[Exercise objective]:
The lines below that include the word "data" are to be reported.

[Records shown]:
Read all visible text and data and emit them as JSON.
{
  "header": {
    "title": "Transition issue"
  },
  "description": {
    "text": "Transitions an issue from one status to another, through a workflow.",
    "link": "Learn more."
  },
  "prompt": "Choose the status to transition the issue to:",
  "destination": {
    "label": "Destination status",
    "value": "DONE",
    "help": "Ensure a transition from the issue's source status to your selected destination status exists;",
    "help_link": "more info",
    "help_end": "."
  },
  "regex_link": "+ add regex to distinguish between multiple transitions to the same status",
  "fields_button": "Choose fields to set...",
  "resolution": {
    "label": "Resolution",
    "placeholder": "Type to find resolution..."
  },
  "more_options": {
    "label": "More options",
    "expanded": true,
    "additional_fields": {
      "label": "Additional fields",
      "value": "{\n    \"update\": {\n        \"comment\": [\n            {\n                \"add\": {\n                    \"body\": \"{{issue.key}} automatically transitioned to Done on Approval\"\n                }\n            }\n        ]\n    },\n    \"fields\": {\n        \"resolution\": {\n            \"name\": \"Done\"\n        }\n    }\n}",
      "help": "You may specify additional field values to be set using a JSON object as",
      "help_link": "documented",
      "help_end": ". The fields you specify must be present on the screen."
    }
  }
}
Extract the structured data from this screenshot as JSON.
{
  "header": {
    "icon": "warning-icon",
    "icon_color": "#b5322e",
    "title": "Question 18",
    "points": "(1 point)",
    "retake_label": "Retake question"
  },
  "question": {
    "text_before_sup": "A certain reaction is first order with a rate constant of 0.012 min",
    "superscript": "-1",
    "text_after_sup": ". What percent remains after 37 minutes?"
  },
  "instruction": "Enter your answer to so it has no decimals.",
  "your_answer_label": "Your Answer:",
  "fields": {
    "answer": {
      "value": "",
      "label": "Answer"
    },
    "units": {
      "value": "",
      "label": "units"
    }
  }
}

[Solution to the problem]:
Read all visible text and data and emit them as JSON.
Extract the structured data from this screenshot as JSON.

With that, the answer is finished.